- [TO DO]
Here are some records; copy every line that holds the word "active".
+ + + +
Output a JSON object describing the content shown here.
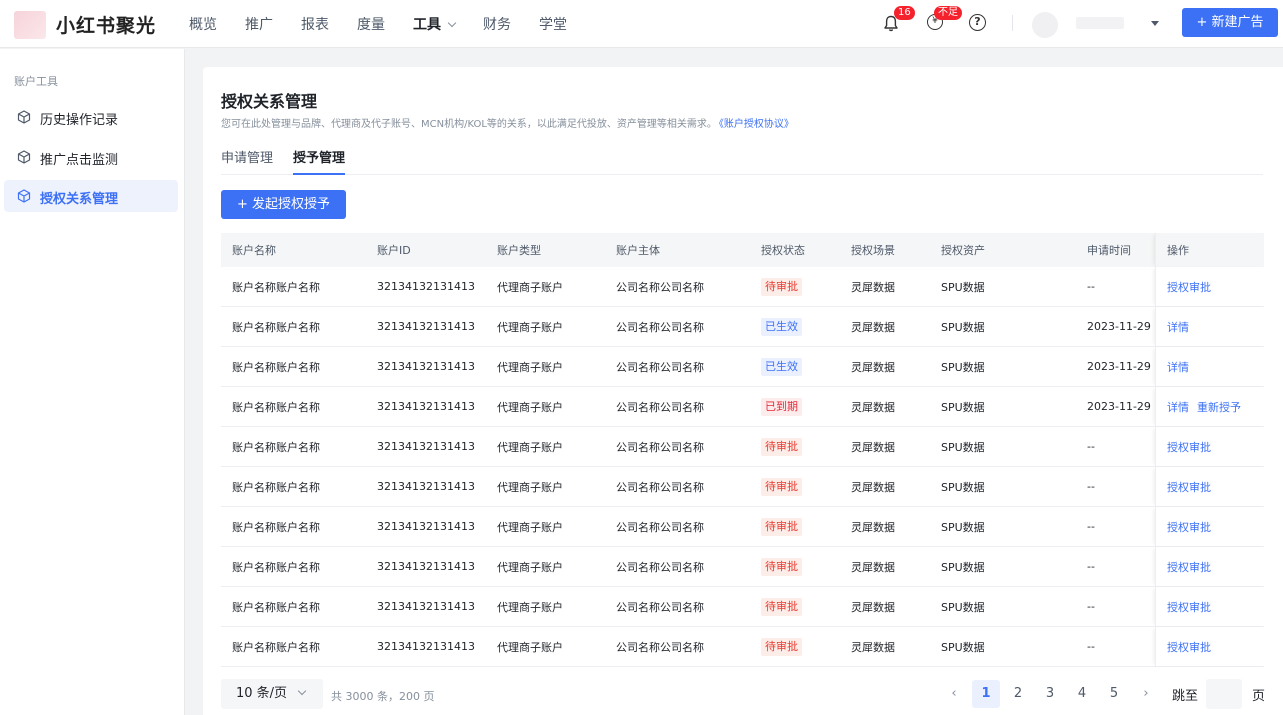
{
  "header": {
    "brand": "小红书聚光",
    "nav": [
      {
        "label": "概览"
      },
      {
        "label": "推广"
      },
      {
        "label": "报表"
      },
      {
        "label": "度量"
      },
      {
        "label": "工具"
      },
      {
        "label": "财务"
      },
      {
        "label": "学堂"
      }
    ],
    "notification_count": "16",
    "balance_badge": "不足",
    "balance_icon": "¥",
    "help_icon": "?",
    "new_ad_label": "+ 新建广告"
  },
  "sidebar": {
    "section_title": "账户工具",
    "items": [
      {
        "label": "历史操作记录"
      },
      {
        "label": "推广点击监测"
      },
      {
        "label": "授权关系管理"
      }
    ]
  },
  "main": {
    "title": "授权关系管理",
    "description": "您可在此处管理与品牌、代理商及代子账号、MCN机构/KOL等的关系，以此满足代投放、资产管理等相关需求。",
    "agreement_link": "《账户授权协议》",
    "tabs": [
      {
        "label": "申请管理"
      },
      {
        "label": "授予管理"
      }
    ],
    "primary_button": "+ 发起授权授予",
    "table": {
      "columns": [
        "账户名称",
        "账户ID",
        "账户类型",
        "账户主体",
        "授权状态",
        "授权场景",
        "授权资产",
        "申请时间",
        "操作"
      ],
      "rows": [
        {
          "name": "账户名称账户名称",
          "id": "32134132131413",
          "type": "代理商子账户",
          "subject": "公司名称公司名称",
          "status": "待审批",
          "scene": "灵犀数据",
          "asset": "SPU数据",
          "time": "--",
          "action1": "授权审批",
          "action2": ""
        },
        {
          "name": "账户名称账户名称",
          "id": "32134132131413",
          "type": "代理商子账户",
          "subject": "公司名称公司名称",
          "status": "已生效",
          "scene": "灵犀数据",
          "asset": "SPU数据",
          "time": "2023-11-29",
          "action1": "详情",
          "action2": ""
        },
        {
          "name": "账户名称账户名称",
          "id": "32134132131413",
          "type": "代理商子账户",
          "subject": "公司名称公司名称",
          "status": "已生效",
          "scene": "灵犀数据",
          "asset": "SPU数据",
          "time": "2023-11-29",
          "action1": "详情",
          "action2": ""
        },
        {
          "name": "账户名称账户名称",
          "id": "32134132131413",
          "type": "代理商子账户",
          "subject": "公司名称公司名称",
          "status": "已到期",
          "scene": "灵犀数据",
          "asset": "SPU数据",
          "time": "2023-11-29",
          "action1": "详情",
          "action2": "重新授予"
        },
        {
          "name": "账户名称账户名称",
          "id": "32134132131413",
          "type": "代理商子账户",
          "subject": "公司名称公司名称",
          "status": "待审批",
          "scene": "灵犀数据",
          "asset": "SPU数据",
          "time": "--",
          "action1": "授权审批",
          "action2": ""
        },
        {
          "name": "账户名称账户名称",
          "id": "32134132131413",
          "type": "代理商子账户",
          "subject": "公司名称公司名称",
          "status": "待审批",
          "scene": "灵犀数据",
          "asset": "SPU数据",
          "time": "--",
          "action1": "授权审批",
          "action2": ""
        },
        {
          "name": "账户名称账户名称",
          "id": "32134132131413",
          "type": "代理商子账户",
          "subject": "公司名称公司名称",
          "status": "待审批",
          "scene": "灵犀数据",
          "asset": "SPU数据",
          "time": "--",
          "action1": "授权审批",
          "action2": ""
        },
        {
          "name": "账户名称账户名称",
          "id": "32134132131413",
          "type": "代理商子账户",
          "subject": "公司名称公司名称",
          "status": "待审批",
          "scene": "灵犀数据",
          "asset": "SPU数据",
          "time": "--",
          "action1": "授权审批",
          "action2": ""
        },
        {
          "name": "账户名称账户名称",
          "id": "32134132131413",
          "type": "代理商子账户",
          "subject": "公司名称公司名称",
          "status": "待审批",
          "scene": "灵犀数据",
          "asset": "SPU数据",
          "time": "--",
          "action1": "授权审批",
          "action2": ""
        },
        {
          "name": "账户名称账户名称",
          "id": "32134132131413",
          "type": "代理商子账户",
          "subject": "公司名称公司名称",
          "status": "待审批",
          "scene": "灵犀数据",
          "asset": "SPU数据",
          "time": "--",
          "action1": "授权审批",
          "action2": ""
        }
      ]
    },
    "pagination": {
      "page_size": "10 条/页",
      "total": "共 3000 条，200 页",
      "pages": [
        "1",
        "2",
        "3",
        "4",
        "5"
      ],
      "current": "1",
      "prev_icon": "‹",
      "next_icon": "›",
      "jump_label": "跳至",
      "jump_value": "",
      "jump_unit": "页"
    }
  },
  "colors": {
    "accent": "#3c70f5",
    "pending": "#e83a2f",
    "active": "#3c70f5",
    "expired": "#e32a3a"
  }
}
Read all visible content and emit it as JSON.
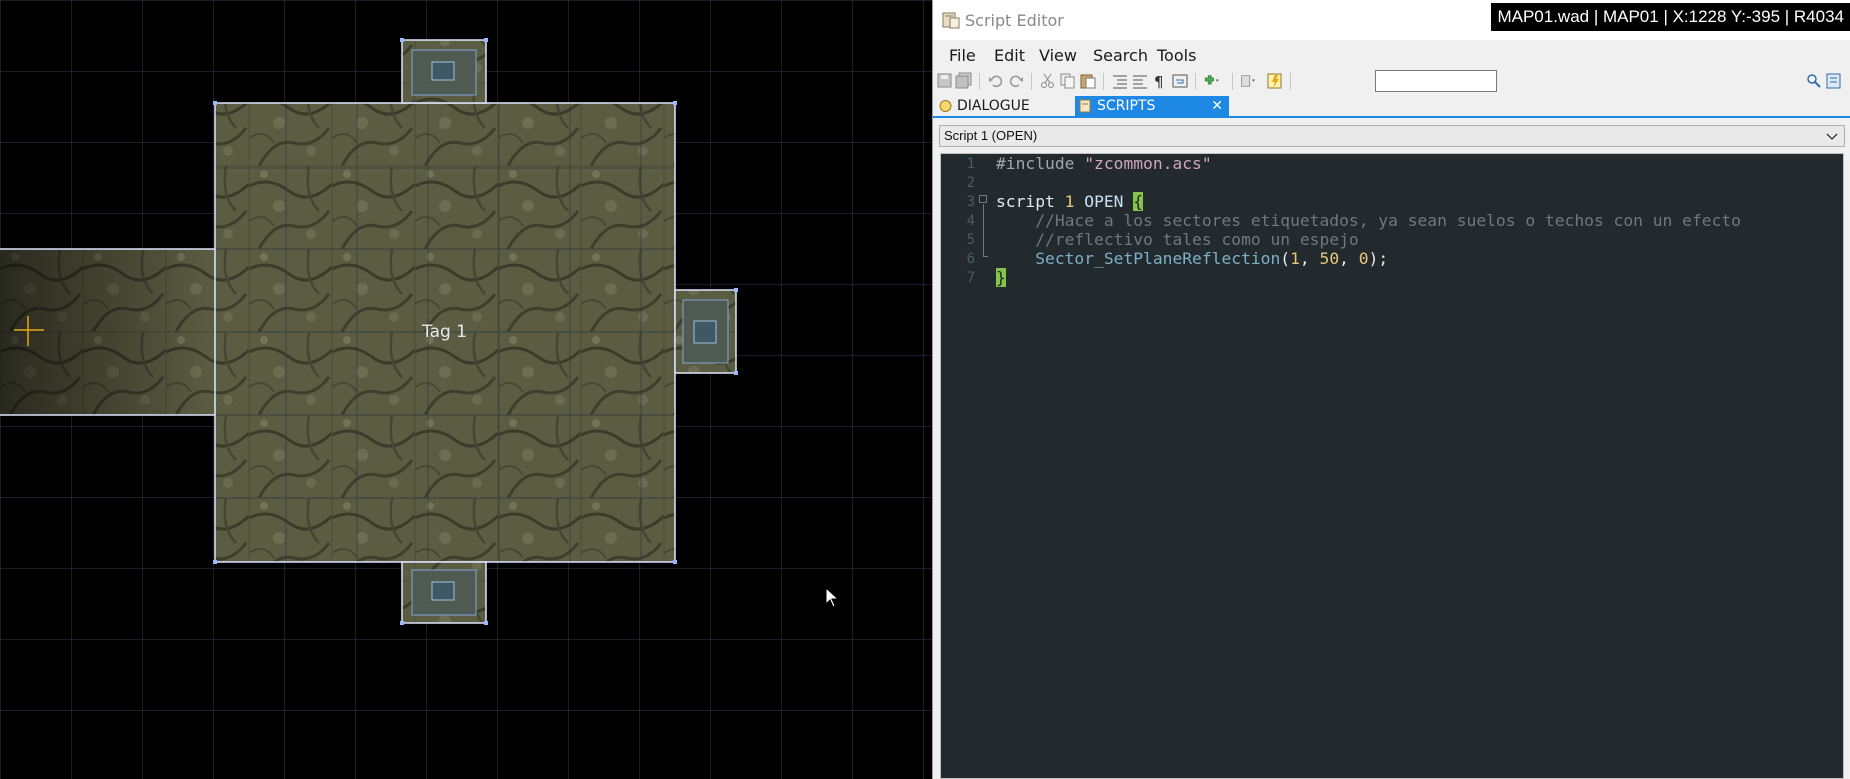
{
  "map": {
    "tag_label": "Tag 1"
  },
  "editor": {
    "title": "Script Editor",
    "status_readout": "MAP01.wad | MAP01 | X:1228 Y:-395 | R4034",
    "menu": [
      "File",
      "Edit",
      "View",
      "Search",
      "Tools"
    ],
    "find_value": "",
    "tabs": [
      {
        "label": "DIALOGUE",
        "active": false
      },
      {
        "label": "SCRIPTS",
        "active": true,
        "close": "✕"
      }
    ],
    "script_selector": "Script 1 (OPEN)",
    "line_numbers": [
      "1",
      "2",
      "3",
      "4",
      "5",
      "6",
      "7"
    ],
    "code": {
      "line1": {
        "directive": "#include",
        "path": "\"zcommon.acs\""
      },
      "line3": {
        "keyword": "script",
        "number": "1",
        "type": "OPEN",
        "brace": "{"
      },
      "line4": {
        "comment": "//Hace a los sectores etiquetados, ya sean suelos o techos con un efecto"
      },
      "line5": {
        "comment": "//reflectivo tales como un espejo"
      },
      "line6": {
        "function": "Sector_SetPlaneReflection",
        "open": "(",
        "arg1": "1",
        "sep1": ", ",
        "arg2": "50",
        "sep2": ", ",
        "arg3": "0",
        "close": ");"
      },
      "line7": {
        "brace": "}"
      }
    }
  },
  "colors": {
    "accent": "#1e88e5",
    "code_bg": "#232a2d",
    "brace_highlight": "#86c34a",
    "map_grid": "#3a3f55"
  }
}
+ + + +
- [RESPONSE AREA]
    "active": "#3c70f5",
        "active": false
        "active": true,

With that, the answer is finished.